A food allergy is an abnormal reaction by the immune system to specific proteins in certain foods. Some people with food allergies may simply have reactions that are uncomfortable, while others may have life-threatening reactions triggered by even the smallest amount of a given food.
The public perception of food allergies being so prevalent – one out of three people think that they have one – is due to a much more common reaction to food known as a food intolerance. A food intolerance may cause similar reactions as a food allergy, but is much less serious. It occurs when you do not have enough of an enzyme needed to fully digest a particular food (as with lactose intolerance) or are sensitive to food additives (such as a gluten intolerance). If you think you or someone you love may have an actual food allergy, it is important to discuss this concern with your doctor to create a health and wellness plan that works for you.
Symptoms of food allergies generally occur within a few minutes to two hours after eating the problem food.
Most food allergies are triggered by:
- Tree nuts (such as walnuts and pecans)
Common symptoms include:
- Itching or tingling in the mouth
- Difficulty breathing or swallowing
- Swelling of the lips, tongue, throat or face
- Diarrhea or vomiting
- Dizziness or fainting
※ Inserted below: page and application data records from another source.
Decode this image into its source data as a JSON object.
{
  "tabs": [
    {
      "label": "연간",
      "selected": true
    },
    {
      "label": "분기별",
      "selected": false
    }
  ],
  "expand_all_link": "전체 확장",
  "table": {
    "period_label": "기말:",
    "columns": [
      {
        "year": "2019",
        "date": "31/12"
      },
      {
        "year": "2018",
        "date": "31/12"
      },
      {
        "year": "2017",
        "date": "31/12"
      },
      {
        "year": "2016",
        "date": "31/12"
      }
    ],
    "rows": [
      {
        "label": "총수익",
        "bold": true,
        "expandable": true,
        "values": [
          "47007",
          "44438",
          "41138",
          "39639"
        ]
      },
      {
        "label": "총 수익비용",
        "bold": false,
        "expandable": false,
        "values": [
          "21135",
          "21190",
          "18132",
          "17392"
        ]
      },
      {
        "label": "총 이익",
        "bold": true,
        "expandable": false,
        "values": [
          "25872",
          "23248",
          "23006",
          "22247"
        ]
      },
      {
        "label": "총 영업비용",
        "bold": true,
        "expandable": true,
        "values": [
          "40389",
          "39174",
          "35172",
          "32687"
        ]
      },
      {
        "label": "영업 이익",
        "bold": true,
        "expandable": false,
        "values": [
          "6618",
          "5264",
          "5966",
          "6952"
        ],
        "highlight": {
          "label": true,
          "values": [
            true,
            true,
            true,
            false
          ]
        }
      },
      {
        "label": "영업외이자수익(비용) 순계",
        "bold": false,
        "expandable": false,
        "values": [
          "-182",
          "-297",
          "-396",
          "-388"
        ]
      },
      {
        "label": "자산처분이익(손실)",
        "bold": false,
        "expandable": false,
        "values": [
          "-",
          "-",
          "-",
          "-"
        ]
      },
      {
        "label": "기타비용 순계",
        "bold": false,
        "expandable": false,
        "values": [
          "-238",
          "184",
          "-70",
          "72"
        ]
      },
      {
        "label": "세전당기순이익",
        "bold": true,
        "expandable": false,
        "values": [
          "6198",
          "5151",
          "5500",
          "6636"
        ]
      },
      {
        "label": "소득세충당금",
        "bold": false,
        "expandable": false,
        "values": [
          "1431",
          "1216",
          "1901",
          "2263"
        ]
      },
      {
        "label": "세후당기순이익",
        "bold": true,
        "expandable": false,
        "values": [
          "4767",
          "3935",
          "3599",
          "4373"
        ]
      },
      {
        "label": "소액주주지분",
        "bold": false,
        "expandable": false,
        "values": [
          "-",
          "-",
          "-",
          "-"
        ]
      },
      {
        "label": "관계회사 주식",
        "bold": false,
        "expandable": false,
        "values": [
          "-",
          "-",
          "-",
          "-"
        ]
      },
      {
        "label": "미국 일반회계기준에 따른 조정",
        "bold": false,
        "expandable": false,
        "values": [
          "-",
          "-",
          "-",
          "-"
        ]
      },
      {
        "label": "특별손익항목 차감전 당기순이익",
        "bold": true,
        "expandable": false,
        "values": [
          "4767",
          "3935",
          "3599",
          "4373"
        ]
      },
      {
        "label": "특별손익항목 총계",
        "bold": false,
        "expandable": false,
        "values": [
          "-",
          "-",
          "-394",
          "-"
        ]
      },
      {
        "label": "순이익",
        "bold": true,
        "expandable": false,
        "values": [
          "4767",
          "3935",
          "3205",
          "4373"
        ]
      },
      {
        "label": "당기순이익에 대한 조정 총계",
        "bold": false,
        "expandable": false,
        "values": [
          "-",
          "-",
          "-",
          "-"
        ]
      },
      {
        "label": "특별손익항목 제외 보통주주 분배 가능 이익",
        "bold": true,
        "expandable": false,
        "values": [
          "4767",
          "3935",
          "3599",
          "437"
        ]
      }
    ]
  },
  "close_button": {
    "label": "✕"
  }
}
For some people, food allergies can cause a very severe reaction: anaphylaxis. Anaphylaxis can be fatal, as it causes constriction of the airways, swelling of the throat, difficulty breathing, shock, a severe drop in blood pressure, rapid pulse, dizziness and loss of consciousness. If you or someone you know enters a state of anaphylaxis, call 911 immediately; without emergency treatment, the person may suffer a coma or death.
- Many people who suffer certain allergies, such as hay fever, may also suffer allergies to certain foods. This is known as cross-reactivity.
- For example, people who are allergic to birch pollen may also have allergic reactions to apples, carrots, peaches, and pears, because they contain similar pollens. Often, cooking these foods will eliminate any reactions.
- You may also be at an increased risk for food allergies if you have a family history of asthma, eczema, hives, or other allergies.
- Additionally, asthma and food allergies commonly present together, and when they do, the symptoms for both are likely to be more severe.
Diagnosis and Treatment
If you believe you may have a food allergy, your doctor is likely to ask you to give a very complete description of which foods and in what quantities seem to cause symptoms. He or she will complete an examination and review your family history.
You may be asked to:
- Keep a food diary of your eating habits and symptoms.
- Do an elimination diet, where you eliminate all suspected foods from your diet and then slowly reintroduce them one at a time, to help determine whether you actually have a food allergy.
In addition to these tests, your doctor may order:
- A skin test, where a small amount of the food is injected into the skin surface to test for a reaction.
- An oral food test, where you will be asked to ingest increasing portions of suspected foods.
If your doctor determines that you indeed have a food allergy, you will need to take steps to completely eliminate the problem foods from your diet. This involves carefully review of food labels to make sure that you are not allergic to any of the ingredients and steering clear of any risky foods while eating out.
Remember to contact your doctor if you experience symptoms of a food allergy soon after eating, and always seek emergency treatment if you think you are experiencing symptoms of anaphylaxis.